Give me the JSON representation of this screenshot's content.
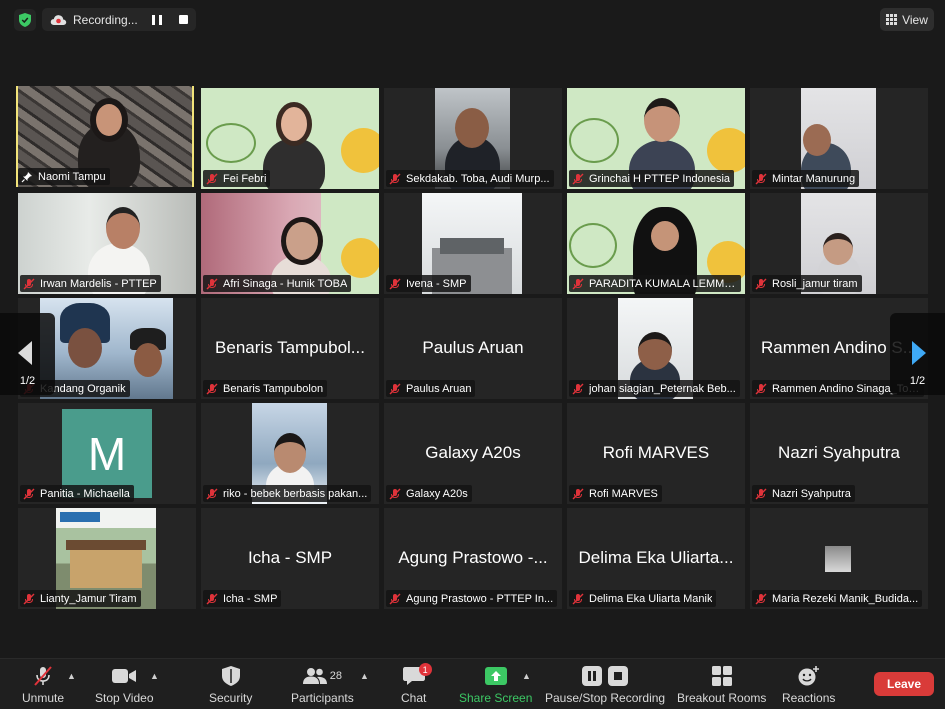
{
  "top_bar": {
    "recording_label": "Recording...",
    "view_label": "View"
  },
  "pager": {
    "left": "1/2",
    "right": "1/2"
  },
  "tiles": [
    {
      "name": "Naomi Tampu"
    },
    {
      "name": "Fei Febri"
    },
    {
      "name": "Sekdakab. Toba, Audi Murp..."
    },
    {
      "name": "Grinchai H PTTEP Indonesia"
    },
    {
      "name": "Mintar Manurung"
    },
    {
      "name": "Irwan Mardelis - PTTEP"
    },
    {
      "name": "Afri Sinaga - Hunik TOBA"
    },
    {
      "name": "Ivena - SMP"
    },
    {
      "name": "PARADITA KUMALA LEMMY..."
    },
    {
      "name": "Rosli_jamur tiram"
    },
    {
      "name": "Kandang Organik"
    },
    {
      "name": "Benaris Tampubolon",
      "display": "Benaris Tampubol..."
    },
    {
      "name": "Paulus Aruan",
      "display": "Paulus Aruan"
    },
    {
      "name": "johan siagian_Peternak Beb..."
    },
    {
      "name": "Rammen Andino Sinaga_Toba",
      "display": "Rammen Andino S..."
    },
    {
      "name": "Panitia - Michaella",
      "avatar": "M"
    },
    {
      "name": "riko - bebek berbasis pakan..."
    },
    {
      "name": "Galaxy A20s",
      "display": "Galaxy A20s"
    },
    {
      "name": "Rofi MARVES",
      "display": "Rofi MARVES"
    },
    {
      "name": "Nazri Syahputra",
      "display": "Nazri Syahputra"
    },
    {
      "name": "Lianty_Jamur Tiram"
    },
    {
      "name": "Icha - SMP",
      "display": "Icha - SMP"
    },
    {
      "name": "Agung Prastowo - PTTEP In...",
      "display": "Agung Prastowo -..."
    },
    {
      "name": "Delima Eka Uliarta Manik",
      "display": "Delima Eka Uliarta..."
    },
    {
      "name": "Maria Rezeki Manik_Budida..."
    }
  ],
  "toolbar": {
    "unmute": "Unmute",
    "stop_video": "Stop Video",
    "security": "Security",
    "participants": "Participants",
    "participants_count": "28",
    "chat": "Chat",
    "chat_badge": "1",
    "share_screen": "Share Screen",
    "pause_stop_recording": "Pause/Stop Recording",
    "breakout_rooms": "Breakout Rooms",
    "reactions": "Reactions",
    "leave": "Leave"
  },
  "colors": {
    "background": "#1a1a1a",
    "tile": "#252525",
    "active_speaker_border": "#f2e47a",
    "share_green": "#3cc864",
    "leave_red": "#d93b39"
  }
}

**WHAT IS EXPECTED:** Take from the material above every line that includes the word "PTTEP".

**REPLY:**
      "name": "Grinchai H PTTEP Indonesia"
      "name": "Irwan Mardelis - PTTEP"
      "name": "Agung Prastowo - PTTEP In...",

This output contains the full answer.